Sorry for the extremely newbie question. I searched and could not find anything relevant.

EDIT AFTER ACCEPTED ANSWER:

The problem was that I was running python.exe from the Start menu. I did not realize that you are supposed to open a CMD window in the folder (SHIFT+RIGHT CLICK) you are working in (such as C:\USERS\<USERNAME>\MY PYTHON STUFF) and run python from there.

  • 1
    I would recommend against this because it's a fairly advanced issue, but if you really want to do it... link. Otherwise, just keep to working inside your folder. The "custom" modules I use just reside in a generic folder that handles my snippets and I copy them to my project folders if needed. Saves me the hassle of having to deal with the import system (which I don't really need to mess around with). – Jerome Montino Oct 21 '14 at 14:51
  • How do I "work inside my folder"? I am coding in Notepad++. I don't really want to bother setting up/learning an IDE (I'm just doing relatively simple I/O file manipulation that I have previously been doing in Excel... the horror). I want to make a change to my class in Notepad++ and then test it in my Python command prompt window. – Rick supports Monica Oct 21 '14 at 15:06
  • You're skipping an awful lot of tutorials for a beginner. Just save the .py file anywhere, go to that directory from the terminal, then use python <name of file>.py. Another option is to just double-click the file if it's supposed to run right away without any arguments. – Jerome Montino Oct 21 '14 at 15:08
  • Thanks, I already know how to do that but the problem is my file defines a class. It doesn't do anything. I want to create an object and use its methods to test it without writing testing procedures inside the module that I have to clean up later. – Rick supports Monica Oct 21 '14 at 15:22
  • What I want to do is simply run python.exe and use my class there, easily, the same as I would Input: x = 1 and Input: x then Output: 1. But it's beginning to seem like that isn't a simple thing to do. – Rick supports Monica Oct 21 '14 at 15:25
4

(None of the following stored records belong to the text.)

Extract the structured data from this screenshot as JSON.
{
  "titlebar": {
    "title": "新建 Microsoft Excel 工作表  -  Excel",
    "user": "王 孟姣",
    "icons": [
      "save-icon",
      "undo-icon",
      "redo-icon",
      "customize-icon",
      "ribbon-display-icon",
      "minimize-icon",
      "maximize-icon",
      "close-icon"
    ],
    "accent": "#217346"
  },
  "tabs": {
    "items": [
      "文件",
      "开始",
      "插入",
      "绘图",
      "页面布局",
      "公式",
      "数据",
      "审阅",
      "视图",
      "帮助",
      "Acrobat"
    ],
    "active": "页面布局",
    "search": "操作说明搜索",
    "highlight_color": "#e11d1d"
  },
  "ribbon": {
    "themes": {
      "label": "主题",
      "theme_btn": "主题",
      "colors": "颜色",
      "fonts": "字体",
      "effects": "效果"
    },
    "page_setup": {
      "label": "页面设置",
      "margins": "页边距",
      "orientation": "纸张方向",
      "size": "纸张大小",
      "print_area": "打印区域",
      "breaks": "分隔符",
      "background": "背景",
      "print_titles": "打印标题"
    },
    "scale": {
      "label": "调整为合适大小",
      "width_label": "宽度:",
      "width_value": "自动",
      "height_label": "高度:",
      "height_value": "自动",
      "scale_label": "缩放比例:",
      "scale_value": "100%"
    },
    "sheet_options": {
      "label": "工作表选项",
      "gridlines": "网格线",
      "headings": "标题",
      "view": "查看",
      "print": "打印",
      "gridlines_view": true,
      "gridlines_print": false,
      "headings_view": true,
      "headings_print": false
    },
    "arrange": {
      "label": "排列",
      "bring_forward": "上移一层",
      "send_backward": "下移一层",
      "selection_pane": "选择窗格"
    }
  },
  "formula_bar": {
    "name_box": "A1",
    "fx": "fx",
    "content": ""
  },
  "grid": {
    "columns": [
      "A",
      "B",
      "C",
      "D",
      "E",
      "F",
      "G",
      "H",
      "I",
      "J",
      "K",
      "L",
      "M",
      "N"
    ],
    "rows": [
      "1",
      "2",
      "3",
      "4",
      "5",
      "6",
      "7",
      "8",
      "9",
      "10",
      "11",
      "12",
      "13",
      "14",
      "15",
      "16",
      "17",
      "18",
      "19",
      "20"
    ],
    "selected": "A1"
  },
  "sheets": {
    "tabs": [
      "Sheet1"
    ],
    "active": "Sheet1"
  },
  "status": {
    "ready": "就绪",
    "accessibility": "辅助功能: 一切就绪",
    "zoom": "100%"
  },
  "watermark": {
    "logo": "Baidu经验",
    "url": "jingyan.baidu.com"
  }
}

This might be what you're attempting. Note that I also use Anaconda.

My path:

C:\Users\...\Documents\Python Scripts\

import_sample.py

class class_sample(object):

    def __init__(self):
        self.x = ["I", "am", "doing", "something", "with", "Python"]

test.py

from import_sample import class_sample

c = class_sample()
y = c.x
print " ".join(y)

Result:

I am doing something with Python
[Finished in 0.1s]

Notice how being in the same folder allows me to import without having to install, per se. Basically, just make sure that the modules you need are in the same folder as your main.py and you're good.

EDIT:

Done from the terminal.

enter image description here

Notice how I cd into the above folder and activated python there. Since I was inside that folder, any modules inside it can be imported without any problems, alongside other system-wide modules installed as well.

  • Is there a way to do this from the python command window and skip the test.py step? I want to just be able to quickly create an object and test a method I just wrote by typing the lines import mymodule, myobject = mymodule.myclass(), myobject.mymethod() and then getting some output in the same window. – Rick supports Monica Oct 21 '14 at 15:29
  • 2
    Go into your folder containing the module, type python, and import from there. Don't run python.exe, that's defeating the purpose of Python being on the path. You're perfectly allowed to do it from virtually any folder. I'll be editing my answer with an example. – Jerome Montino Oct 21 '14 at 15:34
  • 1
    Glad to help. I love Anaconda to bits and pieces and it's always nice to help out someone using the distro. Enjoy! – Jerome Montino Oct 21 '14 at 15:40
  • 1
    I just realized that you spend an awful lot of time with Excel, similar to myself. If that is so, I sincerely recommend the pandas library. Since you're using Anaconda, it's supposed to be installed right away. It's far and wide much better to use Pandas than VBA. – Jerome Montino Oct 21 '14 at 15:42
  • 1
    It's also worth looking at the IPython notebook (also comes with Anaconda). – asmeurer Oct 22 '14 at 17:09

Your Answer

By clicking “Post Your Answer”, you agree to our terms of service, privacy policy and cookie policy

Not the answer you're looking for?Browse other questions tagged or ask your own question.